Now then, you step on the clutch with your left foot, downshift and hold, let lean, and then let out the clutch out as tolerated by the engine, while pressing the break with your right heel—and you listen to the engine speed and just before it dies, you give it a little gas with your right toe.
Whatever you do, don’t let the grinding sounds in the transmission distract you, or the freezing rain on the street discourage you. And don’t complain about having to hold up the visor with your head since you’re leaning forward anyway, trying to see through the foggy windshield—but don’t lean too far forward and breathe on the windshield or you’ll be constantly wiping with a paper towel.
Turn right, and then go back to steering and wiping the windshield. Go a couple blocks and then turn left into the laundromat parking lot.
Left turns are easier somehow, because, if you need to, you can always see out by rolling down the driver’s–side window as you approach the turn, and looking out that way. Plus you don’t have to hold the laundry up with your elbow since it’s tilting away—against the passenger door. Oh yes…no danger of the laundry falling out because the passenger door is duct–taped shut.
Well, I made it to and from the laundromat without incident, but after that we bought a beat-up old washer and dryer for home—it was cheap and it was far easier for me to wire up the rental house for 220 to run the dryer, than to fix the car.
After a couple years of blessed first–car ownership we’d saved enough money to buy a better car, and we advertised the Opel for sale. It was late Spring, so the time was right. Fellow came over. I showed him what was required to drive the thing. He seemed unconcerned.

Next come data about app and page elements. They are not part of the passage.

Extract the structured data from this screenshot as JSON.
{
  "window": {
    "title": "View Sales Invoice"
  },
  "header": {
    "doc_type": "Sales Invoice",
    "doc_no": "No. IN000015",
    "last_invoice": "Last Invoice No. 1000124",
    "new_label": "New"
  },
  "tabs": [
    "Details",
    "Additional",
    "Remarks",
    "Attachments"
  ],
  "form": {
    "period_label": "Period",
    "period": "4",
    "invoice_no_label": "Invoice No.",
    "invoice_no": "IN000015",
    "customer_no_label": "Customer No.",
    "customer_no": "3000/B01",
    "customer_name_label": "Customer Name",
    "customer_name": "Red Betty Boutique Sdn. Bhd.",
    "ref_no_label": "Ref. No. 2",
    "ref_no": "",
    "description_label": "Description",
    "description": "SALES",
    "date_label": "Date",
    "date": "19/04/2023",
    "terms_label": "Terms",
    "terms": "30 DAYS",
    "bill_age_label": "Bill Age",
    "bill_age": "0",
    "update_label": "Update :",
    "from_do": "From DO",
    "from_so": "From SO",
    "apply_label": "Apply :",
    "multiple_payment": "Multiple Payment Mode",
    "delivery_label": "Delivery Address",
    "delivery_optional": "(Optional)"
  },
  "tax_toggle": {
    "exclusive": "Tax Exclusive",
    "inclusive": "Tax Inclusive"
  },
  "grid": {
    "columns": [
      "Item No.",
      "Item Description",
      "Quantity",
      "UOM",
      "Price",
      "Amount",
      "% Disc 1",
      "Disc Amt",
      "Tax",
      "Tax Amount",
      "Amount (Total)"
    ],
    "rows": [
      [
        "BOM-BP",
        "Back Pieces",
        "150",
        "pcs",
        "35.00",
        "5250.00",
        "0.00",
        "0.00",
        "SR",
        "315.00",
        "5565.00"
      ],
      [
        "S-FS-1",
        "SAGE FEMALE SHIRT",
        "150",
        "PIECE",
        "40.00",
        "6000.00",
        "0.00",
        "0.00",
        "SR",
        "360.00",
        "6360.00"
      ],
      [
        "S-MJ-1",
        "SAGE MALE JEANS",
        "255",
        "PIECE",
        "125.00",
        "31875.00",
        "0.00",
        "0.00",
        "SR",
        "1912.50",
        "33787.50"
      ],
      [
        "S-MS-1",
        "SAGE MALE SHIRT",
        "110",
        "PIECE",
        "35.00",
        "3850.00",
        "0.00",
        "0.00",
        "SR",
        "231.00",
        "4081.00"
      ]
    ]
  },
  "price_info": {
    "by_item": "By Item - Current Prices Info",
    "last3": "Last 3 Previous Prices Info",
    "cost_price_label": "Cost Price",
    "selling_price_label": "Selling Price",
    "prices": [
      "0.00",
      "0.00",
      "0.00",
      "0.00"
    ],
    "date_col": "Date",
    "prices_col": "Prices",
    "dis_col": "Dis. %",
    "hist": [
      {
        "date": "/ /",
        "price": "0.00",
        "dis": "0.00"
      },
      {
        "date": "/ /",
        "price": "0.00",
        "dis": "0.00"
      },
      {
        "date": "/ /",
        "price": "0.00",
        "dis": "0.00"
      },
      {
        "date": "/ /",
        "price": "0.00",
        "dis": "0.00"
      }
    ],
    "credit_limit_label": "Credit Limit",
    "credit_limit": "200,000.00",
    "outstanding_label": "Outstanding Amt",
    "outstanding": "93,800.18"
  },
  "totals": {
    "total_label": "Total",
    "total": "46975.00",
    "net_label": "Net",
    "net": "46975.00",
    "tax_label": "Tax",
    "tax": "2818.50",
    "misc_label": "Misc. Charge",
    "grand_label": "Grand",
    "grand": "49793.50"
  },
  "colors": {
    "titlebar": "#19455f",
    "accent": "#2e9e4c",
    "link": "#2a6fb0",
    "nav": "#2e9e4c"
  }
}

“How much are you asking?”
“$500,” I said.
We took it for a spin around the block, with him driving and me riding and praying. When we got back around to our street he’d forgotten which house was our house and he zipped past our driveway. I said, “Ooops, you missed it.” He stopped and threw it into reverse, gave it a little gas, and…screech, clunk, scrape. We stopped dead.

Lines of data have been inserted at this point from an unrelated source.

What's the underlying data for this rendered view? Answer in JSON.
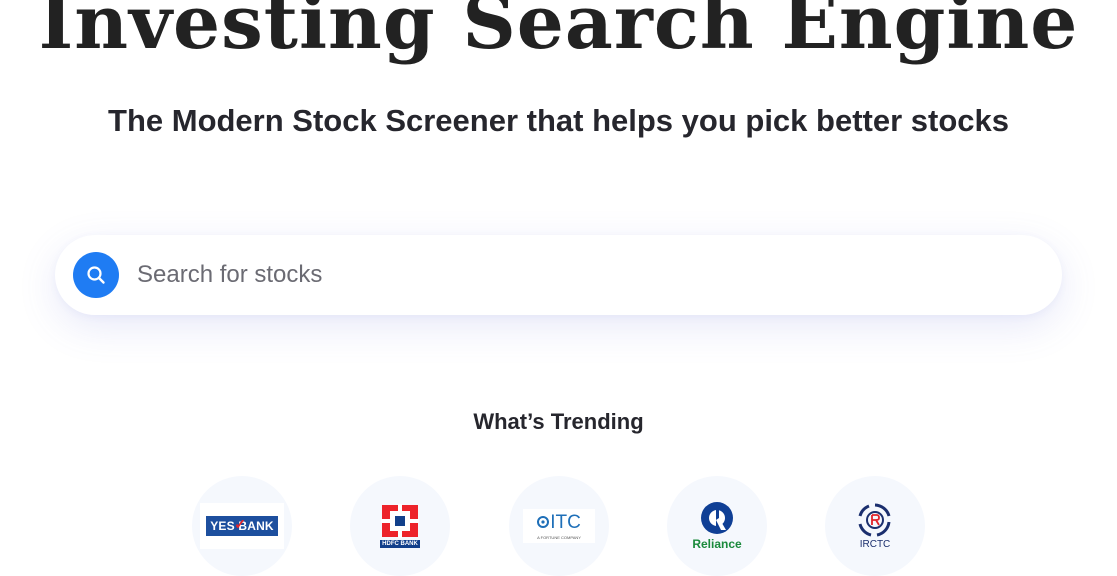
{
  "hero": {
    "title": "Investing Search Engine",
    "subtitle": "The Modern Stock Screener that helps you pick better stocks"
  },
  "search": {
    "placeholder": "Search for stocks",
    "button_icon": "search-icon",
    "value": ""
  },
  "trending": {
    "title": "What’s Trending",
    "items": [
      {
        "name": "YES BANK",
        "logo_text": "YES BANK"
      },
      {
        "name": "HDFC BANK",
        "logo_text": "HDFC BANK"
      },
      {
        "name": "ITC",
        "logo_text": "ITC",
        "tagline": "A FORTUNE COMPANY"
      },
      {
        "name": "Reliance",
        "logo_text": "Reliance"
      },
      {
        "name": "IRCTC",
        "logo_text": "IRCTC"
      }
    ]
  },
  "colors": {
    "accent": "#1f7cf3",
    "title_text": "#222222",
    "trend_bg": "#f5f8fd"
  }
}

We got out and looked under the car. The driveshaft had crashed to the pavement, and also it was laying across the rear brake cables, stretching them tight as a fiddle string—and thus applying the brakes.

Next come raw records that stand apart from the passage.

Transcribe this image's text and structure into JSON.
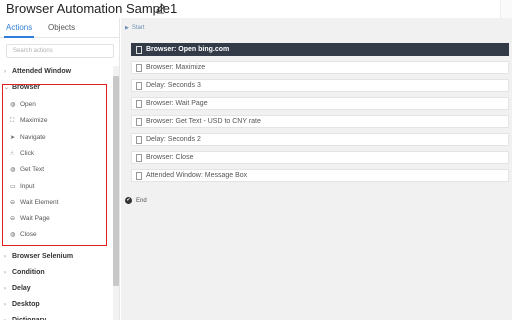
{
  "app": {
    "title": "Browser Automation Sample1"
  },
  "left_panel": {
    "tabs": [
      "Actions",
      "Objects"
    ],
    "active_tab": "Actions",
    "search_placeholder": "Search actions",
    "categories_top": [
      "Attended Window"
    ],
    "browser_category": "Browser",
    "browser_items": [
      {
        "label": "Open",
        "icon": "globe-icon"
      },
      {
        "label": "Maximize",
        "icon": "maximize-icon"
      },
      {
        "label": "Navigate",
        "icon": "navigate-icon"
      },
      {
        "label": "Click",
        "icon": "click-icon"
      },
      {
        "label": "Get Text",
        "icon": "globe-icon"
      },
      {
        "label": "Input",
        "icon": "keyboard-icon"
      },
      {
        "label": "Wait Element",
        "icon": "wait-icon"
      },
      {
        "label": "Wait Page",
        "icon": "wait-icon"
      },
      {
        "label": "Close",
        "icon": "globe-icon"
      }
    ],
    "categories_bottom": [
      "Browser Selenium",
      "Condition",
      "Delay",
      "Desktop",
      "Dictionary"
    ]
  },
  "canvas": {
    "start_label": "Start",
    "end_label": "End",
    "steps": [
      {
        "label": "Browser: Open bing.com",
        "selected": true
      },
      {
        "label": "Browser: Maximize",
        "selected": false
      },
      {
        "label": "Delay: Seconds 3",
        "selected": false
      },
      {
        "label": "Browser: Wait Page",
        "selected": false
      },
      {
        "label": "Browser: Get Text - USD to CNY rate",
        "selected": false
      },
      {
        "label": "Delay: Seconds 2",
        "selected": false
      },
      {
        "label": "Browser: Close",
        "selected": false
      },
      {
        "label": "Attended Window: Message Box",
        "selected": false
      }
    ]
  },
  "colors": {
    "accent": "#2f7fd8",
    "highlight_border": "#e02020",
    "selected_step_bg": "#333b49"
  }
}
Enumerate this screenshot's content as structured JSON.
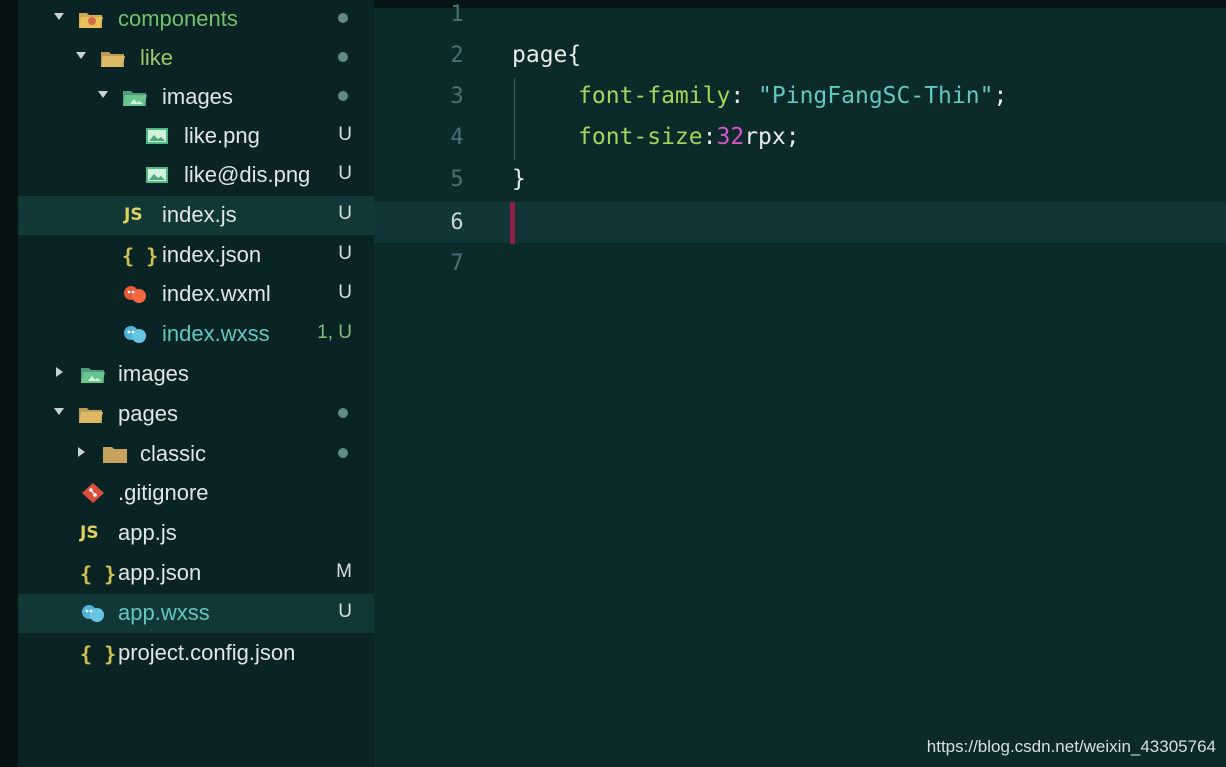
{
  "file_tree": {
    "items": [
      {
        "label": "components",
        "status": "•",
        "arrow": "down",
        "icon": "folder-open-icon"
      },
      {
        "label": "like",
        "status": "•",
        "arrow": "down",
        "icon": "folder-open-icon"
      },
      {
        "label": "images",
        "status": "•",
        "arrow": "down",
        "icon": "images-folder-icon"
      },
      {
        "label": "like.png",
        "status": "U",
        "icon": "image-icon"
      },
      {
        "label": "like@dis.png",
        "status": "U",
        "icon": "image-icon"
      },
      {
        "label": "index.js",
        "status": "U",
        "icon": "js-icon",
        "icon_text": "JS"
      },
      {
        "label": "index.json",
        "status": "U",
        "icon": "json-icon",
        "icon_text": "{ }"
      },
      {
        "label": "index.wxml",
        "status": "U",
        "icon": "wxml-icon"
      },
      {
        "label": "index.wxss",
        "status": "1, U",
        "icon": "wxss-icon"
      },
      {
        "label": "images",
        "arrow": "right",
        "icon": "images-folder-icon"
      },
      {
        "label": "pages",
        "status": "•",
        "arrow": "down",
        "icon": "folder-open-icon"
      },
      {
        "label": "classic",
        "status": "•",
        "arrow": "right",
        "icon": "folder-icon"
      },
      {
        "label": ".gitignore",
        "icon": "git-icon"
      },
      {
        "label": "app.js",
        "icon": "js-icon",
        "icon_text": "JS"
      },
      {
        "label": "app.json",
        "status": "M",
        "icon": "json-icon",
        "icon_text": "{ }"
      },
      {
        "label": "app.wxss",
        "status": "U",
        "icon": "wxss-icon"
      },
      {
        "label": "project.config.json",
        "icon": "json-icon",
        "icon_text": "{ }"
      }
    ]
  },
  "editor": {
    "line_numbers": [
      "1",
      "2",
      "3",
      "4",
      "5",
      "6",
      "7"
    ],
    "code": {
      "line2": "page{",
      "line3_prop": "font-family",
      "line3_colon": ":",
      "line3_value": "\"PingFangSC-Thin\"",
      "line3_end": ";",
      "line4_prop": "font-size",
      "line4_colon": ":",
      "line4_num": "32",
      "line4_unit": "rpx;",
      "line5": "}"
    }
  },
  "watermark": "https://blog.csdn.net/weixin_43305764",
  "colors": {
    "background": "#0d2a2b",
    "sidebar": "#0a2426",
    "selection": "#123737",
    "property": "#a6d35b",
    "string": "#61c8bf",
    "number": "#d454c9",
    "cursor": "#8c2248"
  }
}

Just think, if the driveshaft hadn’t applied the brakes like that, then we would have dragged and gouged the street more than it had, before we’d gotten stopped. Anyway…
I was pretty sure the fellow wouldn’t buy the car at that point, but he was very helpful, and he helped me jack up one side of the car, there in the middle of the street, crawl under, and have a look.
It seems that there was a little squarish bracket that was supposed to hold up the driveshaft, and that this bracket was to be held up by a single bolt—and that this bolt was no where to be seen. I tried lifting up on the drive shaft. Too heavy to even begin to lift it.
I scootched out and went in my garage and pulled out my jar of strictly–English miscellaneous nuts and bolts. I was thinking, “What are the chances that there is one English bolt in this German car, or that my bolt collection has one metric in it?”
But one bolt did fit. I didn’t know why but I didn’t over–analyze it.
The prospective customer got the tire jack out of the car he’d arrived in, and together we used it to jack up the drive shaft—and we bolted the bracket back on. Holding my breath, we let the jacks down, fired up the Opel and took it for a spin.
It purred like a kitten. At least, the transmission did. No more transmission noise. It even seemed like the engine ran better.
“Wanna buy it?” I ventured, certain he’d laugh at me.
“Will you take $400?”
Once in a while I used to see—and hear—him, toodling around town, in that little Opel Kadett, happy as a clam, one hand holding the stick shift, with the visor propped up on his head.
Warren Chism, Albany, Oregon
Originally posted June 2005